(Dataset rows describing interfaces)
───

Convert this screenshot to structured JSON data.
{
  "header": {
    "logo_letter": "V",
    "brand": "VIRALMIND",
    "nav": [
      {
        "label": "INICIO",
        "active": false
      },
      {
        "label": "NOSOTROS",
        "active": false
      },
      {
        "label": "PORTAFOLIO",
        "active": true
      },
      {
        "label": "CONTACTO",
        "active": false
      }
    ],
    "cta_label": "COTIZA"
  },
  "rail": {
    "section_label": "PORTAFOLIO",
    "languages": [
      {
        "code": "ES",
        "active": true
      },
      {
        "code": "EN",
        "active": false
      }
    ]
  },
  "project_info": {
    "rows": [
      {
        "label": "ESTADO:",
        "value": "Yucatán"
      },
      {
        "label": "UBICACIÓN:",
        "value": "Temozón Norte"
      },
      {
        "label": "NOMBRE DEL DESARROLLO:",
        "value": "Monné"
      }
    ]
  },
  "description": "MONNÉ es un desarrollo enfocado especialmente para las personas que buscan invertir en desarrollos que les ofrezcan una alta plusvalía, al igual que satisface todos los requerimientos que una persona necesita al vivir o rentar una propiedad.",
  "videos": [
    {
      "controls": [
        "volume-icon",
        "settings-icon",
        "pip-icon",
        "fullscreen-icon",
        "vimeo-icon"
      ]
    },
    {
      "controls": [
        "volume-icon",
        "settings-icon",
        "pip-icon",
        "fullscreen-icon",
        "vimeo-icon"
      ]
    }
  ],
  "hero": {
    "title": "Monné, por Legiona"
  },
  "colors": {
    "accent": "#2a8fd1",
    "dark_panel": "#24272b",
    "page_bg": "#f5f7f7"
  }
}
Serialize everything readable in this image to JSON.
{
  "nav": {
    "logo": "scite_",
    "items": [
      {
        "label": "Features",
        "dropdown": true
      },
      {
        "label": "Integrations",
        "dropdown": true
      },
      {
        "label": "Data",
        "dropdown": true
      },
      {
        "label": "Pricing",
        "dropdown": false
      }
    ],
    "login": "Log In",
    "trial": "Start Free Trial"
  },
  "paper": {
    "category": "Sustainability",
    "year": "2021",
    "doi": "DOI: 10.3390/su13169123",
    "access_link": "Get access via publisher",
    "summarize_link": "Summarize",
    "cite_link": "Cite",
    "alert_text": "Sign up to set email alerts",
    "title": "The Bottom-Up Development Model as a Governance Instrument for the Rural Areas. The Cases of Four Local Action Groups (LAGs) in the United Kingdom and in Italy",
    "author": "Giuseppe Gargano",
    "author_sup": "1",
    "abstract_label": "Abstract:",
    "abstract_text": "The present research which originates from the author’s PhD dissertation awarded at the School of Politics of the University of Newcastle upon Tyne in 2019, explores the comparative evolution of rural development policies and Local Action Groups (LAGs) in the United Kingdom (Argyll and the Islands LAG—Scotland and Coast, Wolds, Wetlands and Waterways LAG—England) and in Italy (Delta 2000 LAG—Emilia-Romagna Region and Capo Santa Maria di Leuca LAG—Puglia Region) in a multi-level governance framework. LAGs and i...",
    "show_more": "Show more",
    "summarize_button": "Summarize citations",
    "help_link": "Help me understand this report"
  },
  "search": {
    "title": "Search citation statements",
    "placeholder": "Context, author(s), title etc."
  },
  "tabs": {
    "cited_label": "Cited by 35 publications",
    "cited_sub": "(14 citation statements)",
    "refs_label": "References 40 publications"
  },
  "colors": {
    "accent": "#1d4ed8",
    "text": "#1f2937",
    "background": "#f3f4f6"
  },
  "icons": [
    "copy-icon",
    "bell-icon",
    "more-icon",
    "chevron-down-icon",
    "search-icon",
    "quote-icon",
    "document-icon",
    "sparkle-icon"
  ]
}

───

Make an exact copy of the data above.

• [RESULT]
Convert this screenshot to structured JSON data.
{
  "header": {
    "logo_letter": "V",
    "brand": "VIRALMIND",
    "nav": [
      {
        "label": "INICIO",
        "active": false
      },
      {
        "label": "NOSOTROS",
        "active": false
      },
      {
        "label": "PORTAFOLIO",
        "active": true
      },
      {
        "label": "CONTACTO",
        "active": false
      }
    ],
    "cta_label": "COTIZA"
  },
  "rail": {
    "section_label": "PORTAFOLIO",
    "languages": [
      {
        "code": "ES",
        "active": true
      },
      {
        "code": "EN",
        "active": false
      }
    ]
  },
  "project_info": {
    "rows": [
      {
        "label": "ESTADO:",
        "value": "Yucatán"
      },
      {
        "label": "UBICACIÓN:",
        "value": "Temozón Norte"
      },
      {
        "label": "NOMBRE DEL DESARROLLO:",
        "value": "Monné"
      }
    ]
  },
  "description": "MONNÉ es un desarrollo enfocado especialmente para las personas que buscan invertir en desarrollos que les ofrezcan una alta plusvalía, al igual que satisface todos los requerimientos que una persona necesita al vivir o rentar una propiedad.",
  "videos": [
    {
      "controls": [
        "volume-icon",
        "settings-icon",
        "pip-icon",
        "fullscreen-icon",
        "vimeo-icon"
      ]
    },
    {
      "controls": [
        "volume-icon",
        "settings-icon",
        "pip-icon",
        "fullscreen-icon",
        "vimeo-icon"
      ]
    }
  ],
  "hero": {
    "title": "Monné, por Legiona"
  },
  "colors": {
    "accent": "#2a8fd1",
    "dark_panel": "#24272b",
    "page_bg": "#f5f7f7"
  }
}
Serialize everything readable in this image to JSON.
{
  "nav": {
    "logo": "scite_",
    "items": [
      {
        "label": "Features",
        "dropdown": true
      },
      {
        "label": "Integrations",
        "dropdown": true
      },
      {
        "label": "Data",
        "dropdown": true
      },
      {
        "label": "Pricing",
        "dropdown": false
      }
    ],
    "login": "Log In",
    "trial": "Start Free Trial"
  },
  "paper": {
    "category": "Sustainability",
    "year": "2021",
    "doi": "DOI: 10.3390/su13169123",
    "access_link": "Get access via publisher",
    "summarize_link": "Summarize",
    "cite_link": "Cite",
    "alert_text": "Sign up to set email alerts",
    "title": "The Bottom-Up Development Model as a Governance Instrument for the Rural Areas. The Cases of Four Local Action Groups (LAGs) in the United Kingdom and in Italy",
    "author": "Giuseppe Gargano",
    "author_sup": "1",
    "abstract_label": "Abstract:",
    "abstract_text": "The present research which originates from the author’s PhD dissertation awarded at the School of Politics of the University of Newcastle upon Tyne in 2019, explores the comparative evolution of rural development policies and Local Action Groups (LAGs) in the United Kingdom (Argyll and the Islands LAG—Scotland and Coast, Wolds, Wetlands and Waterways LAG—England) and in Italy (Delta 2000 LAG—Emilia-Romagna Region and Capo Santa Maria di Leuca LAG—Puglia Region) in a multi-level governance framework. LAGs and i...",
    "show_more": "Show more",
    "summarize_button": "Summarize citations",
    "help_link": "Help me understand this report"
  },
  "search": {
    "title": "Search citation statements",
    "placeholder": "Context, author(s), title etc."
  },
  "tabs": {
    "cited_label": "Cited by 35 publications",
    "cited_sub": "(14 citation statements)",
    "refs_label": "References 40 publications"
  },
  "colors": {
    "accent": "#1d4ed8",
    "text": "#1f2937",
    "background": "#f3f4f6"
  },
  "icons": [
    "copy-icon",
    "bell-icon",
    "more-icon",
    "chevron-down-icon",
    "search-icon",
    "quote-icon",
    "document-icon",
    "sparkle-icon"
  ]
}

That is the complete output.